Thomas Vinterberg and Tobias Lindholm, adapted by David Farr: The Hunt, Almeida Theatre, London (Director: Rupert Goold)
By Sascha Krieger
In his film The Hunt, Thomas Vinterberg tells the story of an elementary schoolteacher falsely accused of sexually abusing a young girl. It depicts how he is ostracised, shut out from every aspect of community life, how his friends become a mob and fear turns into hate. It does so with stark naturalism, focusing on the everyday, the day to day struggles that form the nightmare that is bow his wife. In their tight theatre adaptation, David Farr and Rupert Goold swap the realism for a more ritualistic approach.
The community is depicted as held together by rites, by the ceremonial collective reassurances of what us still a strongly masculinity-driven society. An archaic feeling initiation ceremony opens the play, another all but closes it. Everything is a ritual, primitive instincts reign – symbolised by the nightmarish deer creatures appearing repeatedly – civilisation is just a new wallpaper over something much older and much more robust. This is a hunting town, a symbol of simpler societies, where things are clearer less complex. They hunt. For a living, for recreation and to solve their problems. Sometimes deer, sometimes people. It’s their core ritual, their community creator, that which keeps things in place.
Es Devlin has created another of his geometric, more minimalist set designs: a square with a small hut that is transparent at times, opaque at others. It is the inside and outside of the community, all one, a glass house in which everything is visible and nothing is revealed, transparency that blinds the eyes. The hut revolves, as all goes in circles. A vortex of revenge and hate but also the communal circle, in which all is renewed – such as the ritual male companionship at the end when the teacher’s son becomes initiated, drawn into the circle, joining the hunt.

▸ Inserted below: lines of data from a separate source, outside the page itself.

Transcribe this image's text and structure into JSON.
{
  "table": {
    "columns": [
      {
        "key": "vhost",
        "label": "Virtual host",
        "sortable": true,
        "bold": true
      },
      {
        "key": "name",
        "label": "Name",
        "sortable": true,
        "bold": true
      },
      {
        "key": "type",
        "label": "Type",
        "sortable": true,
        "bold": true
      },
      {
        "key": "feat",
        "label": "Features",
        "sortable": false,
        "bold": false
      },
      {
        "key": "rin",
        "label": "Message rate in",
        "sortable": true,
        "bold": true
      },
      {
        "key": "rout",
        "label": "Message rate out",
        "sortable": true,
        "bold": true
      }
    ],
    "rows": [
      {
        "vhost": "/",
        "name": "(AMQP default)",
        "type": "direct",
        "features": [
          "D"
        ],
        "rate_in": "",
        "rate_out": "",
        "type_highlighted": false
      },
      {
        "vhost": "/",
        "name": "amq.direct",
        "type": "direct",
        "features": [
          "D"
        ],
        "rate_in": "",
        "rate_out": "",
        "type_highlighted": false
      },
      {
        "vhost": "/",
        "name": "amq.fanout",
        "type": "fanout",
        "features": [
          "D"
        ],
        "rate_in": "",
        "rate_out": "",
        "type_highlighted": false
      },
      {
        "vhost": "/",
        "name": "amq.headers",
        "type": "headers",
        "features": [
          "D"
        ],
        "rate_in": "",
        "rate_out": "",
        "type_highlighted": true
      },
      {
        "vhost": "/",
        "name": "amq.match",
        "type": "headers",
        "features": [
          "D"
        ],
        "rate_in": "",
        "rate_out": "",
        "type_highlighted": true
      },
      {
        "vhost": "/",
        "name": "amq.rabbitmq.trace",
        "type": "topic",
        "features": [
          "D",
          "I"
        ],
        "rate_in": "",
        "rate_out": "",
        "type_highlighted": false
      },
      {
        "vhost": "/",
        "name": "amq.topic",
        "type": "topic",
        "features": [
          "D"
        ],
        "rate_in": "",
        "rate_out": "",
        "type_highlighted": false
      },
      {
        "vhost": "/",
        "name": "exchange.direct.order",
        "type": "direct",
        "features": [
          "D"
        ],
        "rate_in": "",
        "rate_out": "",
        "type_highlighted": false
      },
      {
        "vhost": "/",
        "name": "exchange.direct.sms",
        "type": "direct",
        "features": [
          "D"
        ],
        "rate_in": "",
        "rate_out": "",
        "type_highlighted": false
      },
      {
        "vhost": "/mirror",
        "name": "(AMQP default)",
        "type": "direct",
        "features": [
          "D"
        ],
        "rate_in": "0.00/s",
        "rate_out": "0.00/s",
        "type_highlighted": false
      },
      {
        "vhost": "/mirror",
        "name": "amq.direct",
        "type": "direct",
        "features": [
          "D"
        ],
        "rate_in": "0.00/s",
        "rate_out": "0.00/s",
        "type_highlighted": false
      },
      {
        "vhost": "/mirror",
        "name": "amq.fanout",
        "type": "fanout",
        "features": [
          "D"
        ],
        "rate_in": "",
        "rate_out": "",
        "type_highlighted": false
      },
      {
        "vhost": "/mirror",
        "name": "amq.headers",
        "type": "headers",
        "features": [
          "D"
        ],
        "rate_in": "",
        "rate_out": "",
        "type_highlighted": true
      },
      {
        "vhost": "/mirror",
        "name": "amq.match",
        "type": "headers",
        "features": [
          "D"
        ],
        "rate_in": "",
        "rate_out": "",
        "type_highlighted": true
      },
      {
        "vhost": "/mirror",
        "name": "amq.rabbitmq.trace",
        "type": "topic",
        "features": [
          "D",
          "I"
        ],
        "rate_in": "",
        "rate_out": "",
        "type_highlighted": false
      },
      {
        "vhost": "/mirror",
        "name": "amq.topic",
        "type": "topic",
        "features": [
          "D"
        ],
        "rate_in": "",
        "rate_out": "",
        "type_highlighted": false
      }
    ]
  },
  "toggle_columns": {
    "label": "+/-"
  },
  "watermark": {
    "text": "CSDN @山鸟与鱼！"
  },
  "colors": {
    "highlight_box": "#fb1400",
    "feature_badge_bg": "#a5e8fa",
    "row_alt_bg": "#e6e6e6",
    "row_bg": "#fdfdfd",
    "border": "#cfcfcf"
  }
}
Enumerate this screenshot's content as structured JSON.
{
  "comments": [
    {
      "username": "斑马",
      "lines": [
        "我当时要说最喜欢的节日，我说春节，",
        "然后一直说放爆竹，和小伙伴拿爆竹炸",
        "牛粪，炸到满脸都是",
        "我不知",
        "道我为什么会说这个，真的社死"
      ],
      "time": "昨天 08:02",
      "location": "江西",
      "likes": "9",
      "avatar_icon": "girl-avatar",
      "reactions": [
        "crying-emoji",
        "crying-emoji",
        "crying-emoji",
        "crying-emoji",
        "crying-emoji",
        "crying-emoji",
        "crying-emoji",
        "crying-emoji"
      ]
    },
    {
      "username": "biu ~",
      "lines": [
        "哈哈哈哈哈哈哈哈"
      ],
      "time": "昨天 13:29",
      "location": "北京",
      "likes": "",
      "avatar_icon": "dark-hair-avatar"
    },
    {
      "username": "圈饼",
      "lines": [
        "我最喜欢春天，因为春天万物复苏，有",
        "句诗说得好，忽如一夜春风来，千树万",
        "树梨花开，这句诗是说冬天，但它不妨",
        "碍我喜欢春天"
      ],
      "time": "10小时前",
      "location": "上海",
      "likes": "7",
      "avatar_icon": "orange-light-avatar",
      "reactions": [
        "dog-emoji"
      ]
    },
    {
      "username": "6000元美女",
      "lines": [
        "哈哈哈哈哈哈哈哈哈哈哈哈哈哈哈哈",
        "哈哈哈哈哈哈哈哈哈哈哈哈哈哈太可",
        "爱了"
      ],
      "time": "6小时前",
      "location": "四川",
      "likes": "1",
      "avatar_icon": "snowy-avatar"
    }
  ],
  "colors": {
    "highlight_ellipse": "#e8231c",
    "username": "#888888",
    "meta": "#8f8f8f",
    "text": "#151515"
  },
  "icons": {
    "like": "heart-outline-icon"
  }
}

The cast is excellent, the direction as minimalist as the set. Tobias Menzies turns in an impressive performance as the confused, serious, controlled Lucas whose existential crisis is even more devastating because it is served with so much eyes. Being cast out is a quiet process, a disappearance act met with quiet, stubborn resistance. His counterpart is the wildly talented Stuart Campbell as his mire volcanic teenage son, exhibiting all the anger his father doesn’t allow before assimilating in the end. Most of the others are somewhat more of stereotypes and while Poppy Miller and Justin Salinger five strong performances as the girl’s troubled parents, there is a little too much emphasis on finding an explanation for the girl’s accusation in their dysfunctional relationship.
Which leads straight into the main issue of this production: its abstract ritualism, laying bare the dark side of community, the mechanics of persecution and its society defining role, clashes with its psychological layer, the exploration of the effects an der existential earthquake like the accusation made has on the collective and the individual, the search for answers and ways out. There are two plays here: a psychological drama and a ritualistic social panorama, naturalism and symbolism and they go together rather uneasily. They wrestle with each other, somewhat neutralising each other’s impact. Thus, the production remains strangely undecided, its temperature never exceeding the lukewarm, like an experiment watched through a safe screen. It shows existential devastation and how it develops but cannot even come close to conveying how it feels.